It also loses the replaceable tread blocks on the bottom. The upside is this probably saves a few grams, the downside is the tread strips directly adjacent to the pedal mounts are a little taller and make it a bit tougher to click in…I’ll likely trim them down a bit. Once engaged with the pedal, though, I didn’t pop out at all on my test ride.
Save money and weight: The RL’s are 429g compared to the 445g per shoe for the RXL I tested. Both are size 47 (US13).
So far, so good. They, like the road shoes, use their Micro Buckle which lets you release/loosen in small increments by hitting one black button at a time. Press them both to release the strap altogether. Other than the differences mentioned, the RL and RXL look remarkable similar save for a carbon sole on the RXL and a composite sole here. Both are plenty stiff while remaining walkable. Retail is $149.99.

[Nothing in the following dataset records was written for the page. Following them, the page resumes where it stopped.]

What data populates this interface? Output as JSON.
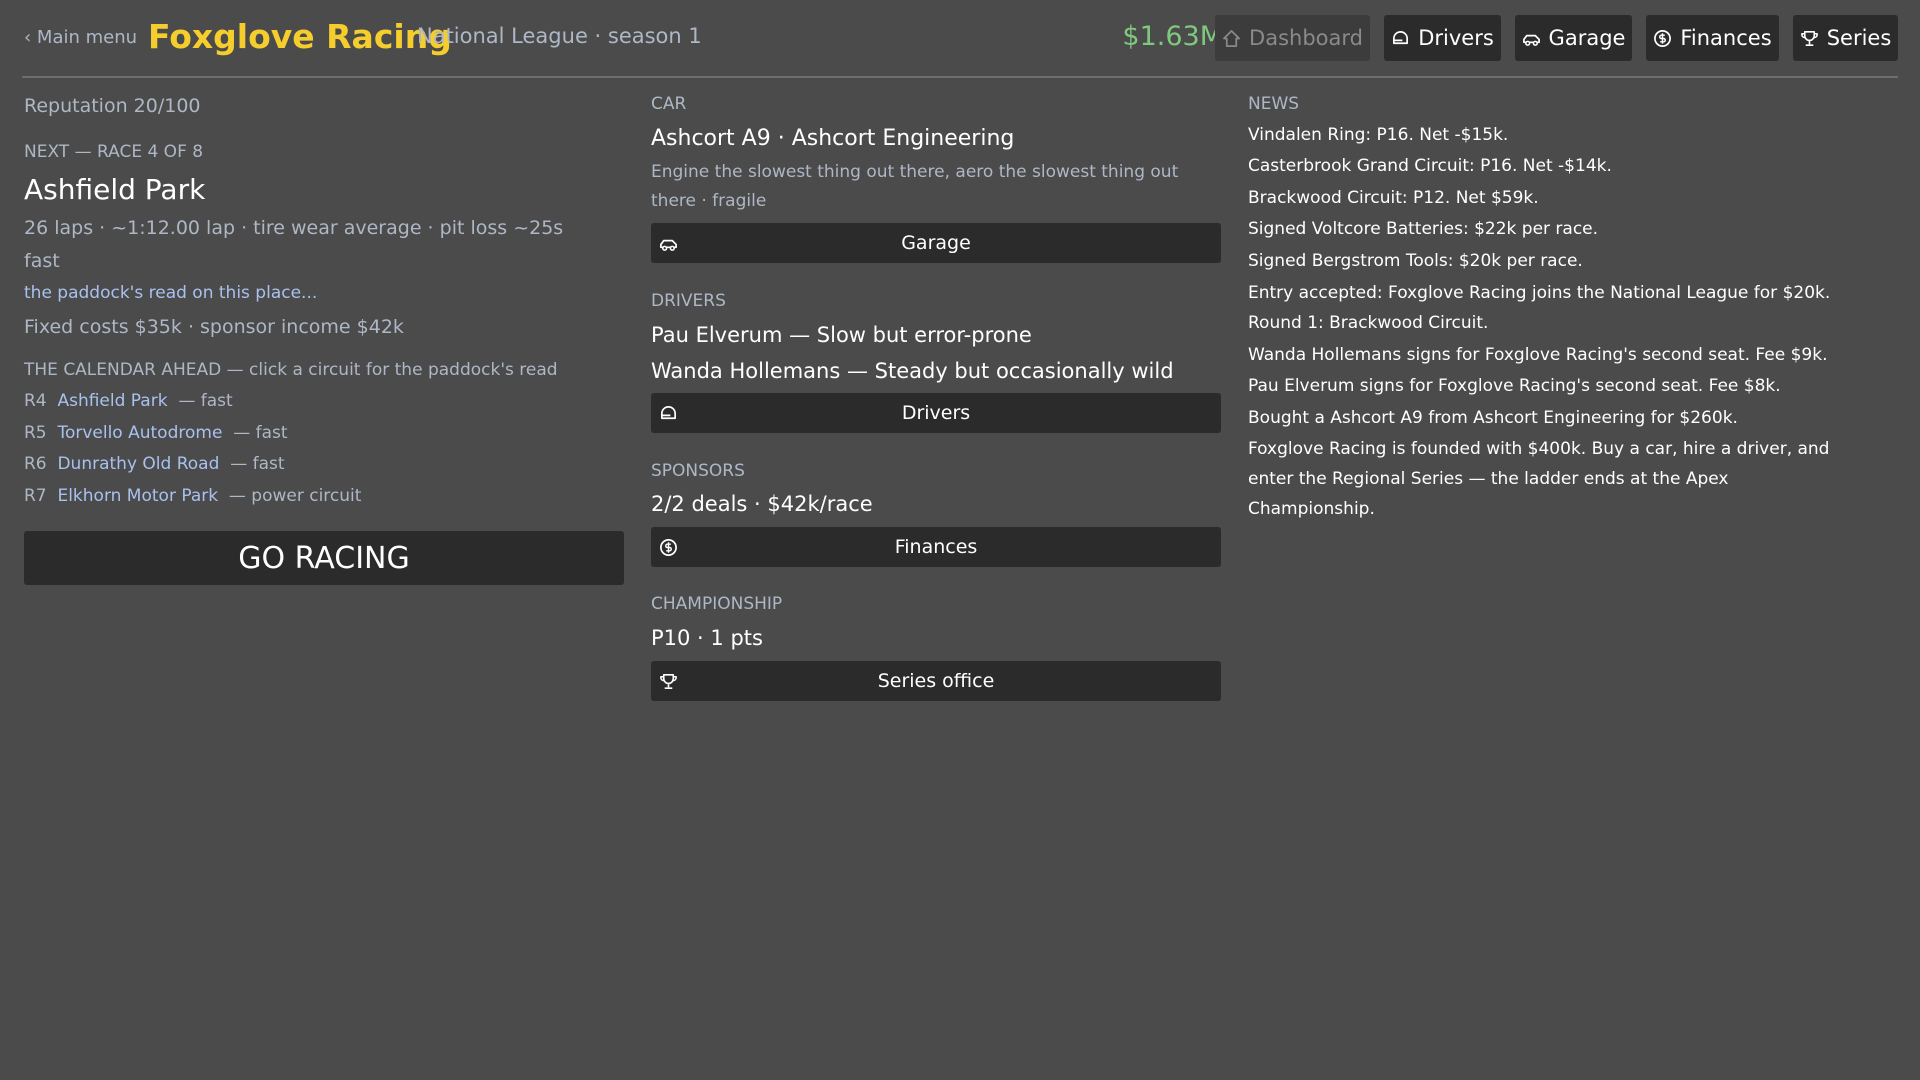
{
  "header": {
    "back_label": "‹ Main menu",
    "team_name": "Foxglove Racing",
    "league": "National League · season 1",
    "money": "$1.63M",
    "nav": [
      {
        "label": "Dashboard",
        "icon": "home-icon",
        "disabled": true
      },
      {
        "label": "Drivers",
        "icon": "helmet-icon"
      },
      {
        "label": "Garage",
        "icon": "car-icon"
      },
      {
        "label": "Finances",
        "icon": "coin-icon"
      },
      {
        "label": "Series",
        "icon": "trophy-icon"
      }
    ]
  },
  "left": {
    "reputation": "Reputation 20/100",
    "next_label": "NEXT — RACE 4 OF 8",
    "track_name": "Ashfield Park",
    "track_details": "26 laps · ~1:12.00 lap · tire wear average · pit loss ~25s",
    "track_type": "fast",
    "paddock_link": "the paddock's read on this place...",
    "costs": "Fixed costs $35k · sponsor income $42k",
    "calendar_label": "THE CALENDAR AHEAD — click a circuit for the paddock's read",
    "calendar": [
      {
        "round": "R4",
        "name": "Ashfield Park",
        "type": "— fast"
      },
      {
        "round": "R5",
        "name": "Torvello Autodrome",
        "type": "— fast"
      },
      {
        "round": "R6",
        "name": "Dunrathy Old Road",
        "type": "— fast"
      },
      {
        "round": "R7",
        "name": "Elkhorn Motor Park",
        "type": "— power circuit"
      }
    ],
    "go_label": "GO RACING"
  },
  "mid": {
    "car_label": "CAR",
    "car_name": "Ashcort A9 · Ashcort Engineering",
    "car_desc_1": "Engine the slowest thing out there, aero the slowest thing out",
    "car_desc_2": "there · fragile",
    "garage_btn": "Garage",
    "drivers_label": "DRIVERS",
    "driver_1": "Pau Elverum — Slow but error-prone",
    "driver_2": "Wanda Hollemans — Steady but occasionally wild",
    "drivers_btn": "Drivers",
    "sponsors_label": "SPONSORS",
    "sponsors_value": "2/2 deals · $42k/race",
    "finances_btn": "Finances",
    "championship_label": "CHAMPIONSHIP",
    "championship_value": "P10 · 1 pts",
    "series_btn": "Series office"
  },
  "news": {
    "label": "NEWS",
    "items": [
      "Vindalen Ring: P16. Net -$15k.",
      "Casterbrook Grand Circuit: P16. Net -$14k.",
      "Brackwood Circuit: P12. Net $59k.",
      "Signed Voltcore Batteries: $22k per race.",
      "Signed Bergstrom Tools: $20k per race.",
      "Entry accepted: Foxglove Racing joins the National League for $20k.",
      "Round 1: Brackwood Circuit.",
      "Wanda Hollemans signs for Foxglove Racing's second seat. Fee $9k.",
      "Pau Elverum signs for Foxglove Racing's second seat. Fee $8k.",
      "Bought a Ashcort A9 from Ashcort Engineering for $260k.",
      "Foxglove Racing is founded with $400k. Buy a car, hire a driver, and",
      "enter the Regional Series — the ladder ends at the Apex",
      "Championship."
    ]
  },
  "colors": {
    "background": "#4b4b4b",
    "accent_team": "#f5cd2d",
    "money": "#7fc97f",
    "link": "#a9c1ee",
    "muted": "#aeb7c6",
    "button": "#2b2b2b"
  }
}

The new Specter helmet (Spectra for Europe) was introduced earlier this year, check that post for tech specs. Basically, it’s a less expensive version of the Oracle that’s still fully featured and actually a bit lighter. I’ve ridden in both now, and both are quite comfortable. I do wish they would get down around the 220g weight, but if you’re used to a 315-340 gram lid, me thinks you’ll be quite pleased with either one.
Retention mech has a large, easy to turn dial and is height adjustable. The visor pops off and it comes with small plugs to cover the mounting holes. Large front vents let plenty of air in.
The size medium with visor comes in at 315g.
One of the more interesting pieces is the new RXL Hilo saddle with Speed Dial. The standard RXL Hilo has a fixed width split nose, but the Speed Dial version lets you adjust the gap’s width up to 16mm.
The adjustment is made via an allen key at the nose. Hard to see here, but the tail of the saddle has a small hook on either side that lets you hang your bike on the racks in T1 facing out, making it quicker to pull it out and go. Nice touch.
Turning the bolt pulls two other bolts through angled slots and spreads or closes the two sides of the saddle.
Compared to the standard Hilo, you can see how much wider you can make it.
And from the top, shown in full open and closed positions. Well, at least this is where the minimum spread marker is, you can get it to close in a bit more. The point of all this is to let the rider fine tune the fit and feel to their anatomy.
All that hardware comes at a cost, though. On the scale, it’s 69 grams heavier than the standard Hilo RXL, and at the register it’s $249.99 versus $179.99.
The relief channel runs the length of the saddle, and the cover has textured sections under your sit bones to keep you from slipping down. Construction is a carbon fiber reinforced shell with hollow titanium rails. This is the one item we haven’t ridden yet. They’ll be shipped off to Erik to test shortly as a follow up to his review of the Hilo tri shoes.